News: 35th TTSB exercise validates equipment, skills
Story by Sgt. Ashley Cohen
FORT GORDON, Ga.— Soldiers of the 35th Signal Brigade (Theater Tactical) revitalized their expeditionary culture by proving their tactical skills, validating equipment, and exemplifying mission readiness during a brigade-wide field training exercise that was spearheaded at Fort Gordon, Georgia, May 19-22.
All four battalions, spanning from Joint Base Lewis-McChord, Washington, to Fort Bragg, North Carolina, were tasked to establish an operating base, employ communications systems, and rapidly move all equipment and reestablish connection once during the day and once at night during the exercise titled “Operation Lion’s Creed.”
“It was a great exercise for the brigade as we were able to mission-command units actually moving on the battlefield, which we would do in a real-life scenario,” said Maj. Jennifer Mendel, brigade operations officer in charge, 35th TTSB. “It was good for us to work with those systems as a Brigade; keeping track unit locations and understanding that they may only be there for a short period of time before moving again.

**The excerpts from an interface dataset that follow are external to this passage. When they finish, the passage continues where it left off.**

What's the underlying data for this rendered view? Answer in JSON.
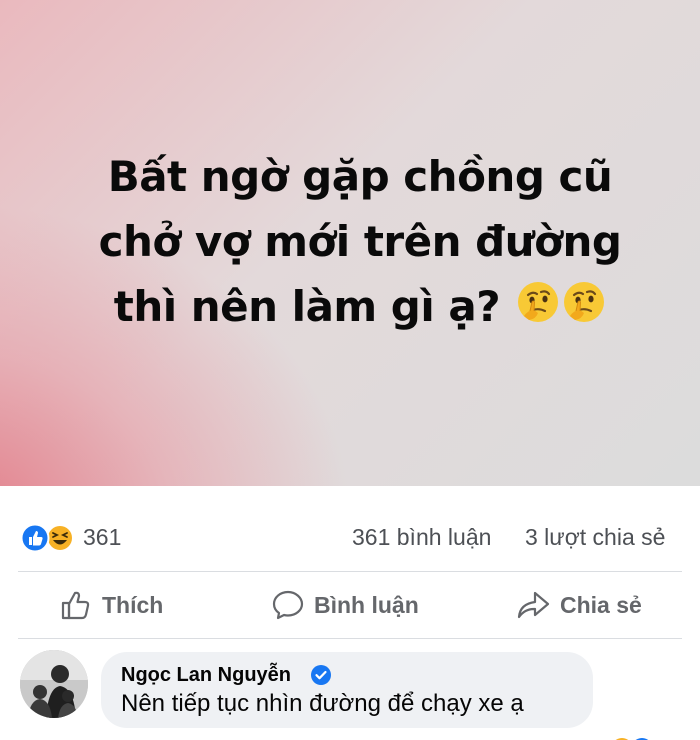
{
  "post": {
    "line1": "Bất ngờ gặp chồng cũ",
    "line2": "chở vợ mới trên đường",
    "line3": "thì nên làm gì ạ?",
    "emoji": "thinking-face-icon"
  },
  "stats": {
    "reactions": "361",
    "comments": "361 bình luận",
    "shares": "3 lượt chia sẻ"
  },
  "actions": {
    "like": "Thích",
    "comment": "Bình luận",
    "share": "Chia sẻ"
  },
  "comment": {
    "author": "Ngọc Lan Nguyễn",
    "text": "Nên tiếp tục nhìn đường để chạy xe ạ"
  },
  "colors": {
    "like_blue": "#1877f2",
    "haha_yellow": "#f7b125",
    "gray_text": "#65676b"
  }
}
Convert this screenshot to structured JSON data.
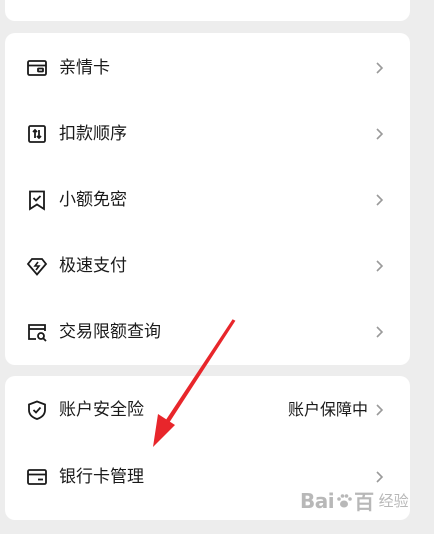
{
  "menu_group_1": [
    {
      "label": "亲情卡",
      "icon": "wallet-card-icon"
    },
    {
      "label": "扣款顺序",
      "icon": "deduction-order-icon"
    },
    {
      "label": "小额免密",
      "icon": "bookmark-check-icon"
    },
    {
      "label": "极速支付",
      "icon": "diamond-lightning-icon"
    },
    {
      "label": "交易限额查询",
      "icon": "card-search-icon"
    }
  ],
  "menu_group_2": [
    {
      "label": "账户安全险",
      "value": "账户保障中",
      "icon": "shield-check-icon"
    },
    {
      "label": "银行卡管理",
      "icon": "bank-card-icon"
    }
  ],
  "chevron_icon": "chevron-right-icon",
  "watermark": {
    "logo": "Bai",
    "logo_suffix": "百",
    "sub": "经验"
  },
  "colors": {
    "background": "#ededed",
    "card": "#ffffff",
    "annotation_arrow": "#e8262b"
  }
}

It was a very realistic exercise.”
The brigade FTX also prepared Bravo Company, 67th Signal Battalion (Expeditionary), for Vibrant Response 2014, a national training exercise that will ensure the battalions readiness for Defense Chemical, Radiological, Biological, Nuclear, and Explosive Response Force missions in the future and validated Alpha Company, 63rd Signal Battalion (Expeditionary) for Global Response Force missions.
“We did stability operations for years where we were at a fixed site and we have to get back to the field craft,” Mendel said. “It was really great to be able to exercise those skills that we generally don’t or hadn’t been using in so long.”
The exercise proved a bit uncomfortable for some who were unaccustomed to the environment, their new teams, equipment and updates added Mendel.
“I’ve been able to cross train with [Joint Network Node] and the Phoenix,” said Spc. Ned A. Bennett, a satellite communication systems operator-maintainer and Nehawka, Nebraska, native, with Bravo Company, 67th ESB, 35th TTSB, who has most recently been on a Satellite Transportable Terminal team.
“Learning more and reacquainting with the Phoenix plus learning the JNN has been beneficial. It also allowed the brigade commander and other leadership an opportunity to understand what improvements could be made in training and equipment to enhance overall mission capabilities.
“Some of the equipment just doesn’t want to work but the good thing about that is that you tend to learn a lot, like what to look for when there are problems,” said Bennett. “If everything works all the time you never learn what you should do when something goes wrong. It helps us communicate. We find these little hiccups and make ourselves better for it.”
Many of the equipment issues that the signal teams faced couldn’t have been identified during day-to-day maintenance but required the trials of real-life operations, Bennett added. Those shortcomings, once properly annotated, are intended to be addressed and alleviated by the brigade’s next FTX in the summer.
Though it was far from flawless, the exercise still united the brigade in tactical scenarios and provided opportunity for all involved to grow individually and collectively into a more battletested and battle focused team.